Storage Requirements for Single Copy Clusters
SCCs use shared storage to store clustered mailbox server data (storage groups and databases). The quorum resource can also be stored on shared storage. An alternative to using shared storage for the quorum resource is to use a Majority Node Set (MNS) quorum. This can be a traditional MNS quorum, or an MNS quorum with file share witness.
It is critical that the following tasks be performed in the order shown for the SCC to operate correctly:
All shared storage must be configured prior to cluster formation on each node that will be part of the cluster. It is mandatory that the quorum disk be configured and available to all nodes in the cluster prior to cluster formation. The cluster formation will fail if the quorum is not available.
After the cluster has been formed, and before Exchange is installed, the physical disk resources for the clustered mailbox server shared storage must be configured.
After Exchange has been installed and the clustered mailbox server has been created, the physical disk resource dependencies must be configured.
Shared storage for a clustered mailbox server must be accessible from all nodes that can host the clustered mailbox server.
When you design your SCC storage solution, we recommend that you follow these best practices:
Use the general storage planning guidance in Planning Storage Configurations.
Store the database files and transaction log files on different logical unit numbers (LUNs).
Use NTFS file system volume mount points to surface the volumes to the operating system.
Use recognizable names that can be directly and obviously tied to the hosted storage group or database. If different volumes are used for logs and databases, the paths should identify the type of data. This approach can help prevent human errors as the number of databases and storage groups increases.
Exchange 2007 does not support placing transaction logs or database files in the root of a volume.
Active Directory Requirements for Single Copy Clusters
SCC has all the same requirements of the Active Directory infrastructure that a stand-alone server has plus additional requirements. In a multiple datacenter solution, both datacenters must have adequate Active Directory infrastructure support because, at any time, either datacenter could be hosting the clustered mailbox server. This capacity needs to be present even if the other datacenters are not available. Additionally, all nodes in the cluster must be in the same domain and the Cluster service account must have the appropriate permissions.
Geographically dispersed clusters also require that a single Active Directory site be stretched between the datacenters. However, only the clustered node needs to be in the site in the second datacenter.
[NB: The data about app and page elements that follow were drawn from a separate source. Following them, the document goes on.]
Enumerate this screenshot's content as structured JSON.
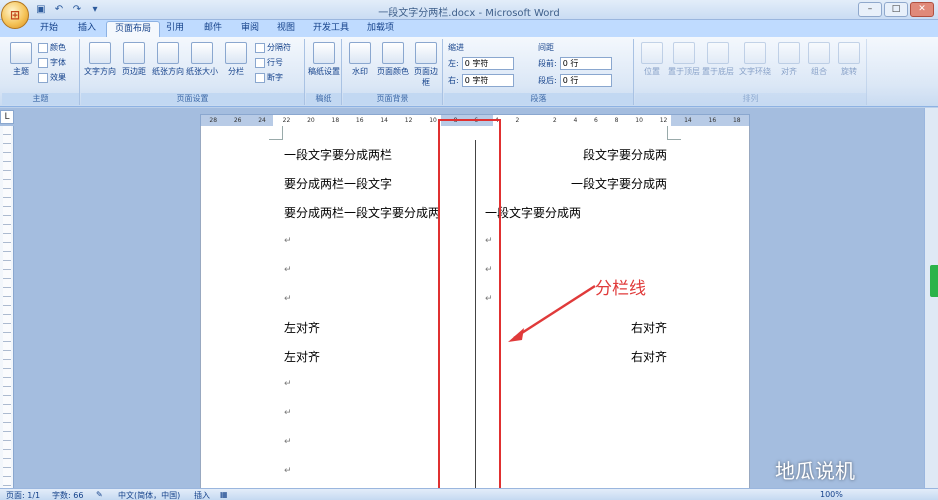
{
  "window": {
    "title": "一段文字分两栏.docx - Microsoft Word",
    "controls": [
      "–",
      "□",
      "✕"
    ]
  },
  "tabs": [
    "开始",
    "插入",
    "页面布局",
    "引用",
    "邮件",
    "审阅",
    "视图",
    "开发工具",
    "加载项"
  ],
  "active_tab": "页面布局",
  "ribbon": {
    "theme": {
      "label": "主题",
      "big": "主题",
      "color": "颜色",
      "font": "字体",
      "effect": "效果"
    },
    "page_setup": {
      "label": "页面设置",
      "text_dir": "文字方向",
      "margins": "页边距",
      "orientation": "纸张方向",
      "size": "纸张大小",
      "columns": "分栏",
      "breaks": "分隔符",
      "line_numbers": "行号",
      "hyphenation": "断字"
    },
    "draft": {
      "label": "稿纸",
      "btn": "稿纸设置"
    },
    "background": {
      "label": "页面背景",
      "watermark": "水印",
      "page_color": "页面颜色",
      "page_border": "页面边框"
    },
    "paragraph": {
      "label": "段落",
      "indent": "缩进",
      "spacing": "间距",
      "left": "左:",
      "right": "右:",
      "before": "段前:",
      "after": "段后:",
      "left_val": "0 字符",
      "right_val": "0 字符",
      "before_val": "0 行",
      "after_val": "0 行"
    },
    "arrange": {
      "label": "排列",
      "position": "位置",
      "front": "置于顶层",
      "back": "置于底层",
      "wrap": "文字环绕",
      "align": "对齐",
      "group": "组合",
      "rotate": "旋转"
    }
  },
  "ruler": {
    "numbers": [
      "28",
      "26",
      "24",
      "22",
      "20",
      "18",
      "16",
      "14",
      "12",
      "10",
      "8",
      "6",
      "4",
      "2",
      "",
      "2",
      "4",
      "6",
      "8",
      "10",
      "12",
      "14",
      "16",
      "18"
    ]
  },
  "document": {
    "left_col": [
      "一段文字要分成两栏",
      "要分成两栏一段文字",
      "要分成两栏一段文字要分成两",
      "左对齐",
      "左对齐"
    ],
    "right_col": [
      "段文字要分成两",
      "一段文字要分成两",
      "一段文字要分成两",
      "右对齐",
      "右对齐"
    ],
    "para_mark": "↵"
  },
  "annotation": "分栏线",
  "watermark": "地瓜说机",
  "status": {
    "page": "页面: 1/1",
    "words": "字数: 66",
    "lang": "中文(简体，中国)",
    "mode": "插入",
    "zoom": "100%"
  }
}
Third-party hardware and replication technology is required to deploy a geographically dispersed SCC solution.
Service Account Requirements for Single Copy Clusters
If you are installing SCC on Windows Server 2003, you must use a domain account for the Cluster service account. All nodes in the cluster must be members of the same domain, and all nodes in the cluster must use the same Cluster service account. The Cluster service account must also be a member of the local administrators group on each node that is capable of hosting a clustered mailbox server.
The Cluster service account is responsible for creating and maintaining the computer account identified by and associated with the failover cluster's Network Name resource when that resource is brought online. To ensure that the Cluster service account has the appropriate permissions, see Knowledge Base article 307532, How to troubleshoot the Cluster service account when it modifies computer objects. Additional information can be found in Knowledge Base article 251335, Domain Users Cannot Join Workstation or Server to a Domain.
If you are installing SCC on Windows Server 2008, the Cluster service will run under the LocalSystem (SYSTEM) account.
For More Information
For more information about failover clusters in Windows Server 2008 and their Windows Server 2003 predecessor, server clusters, see the following resources: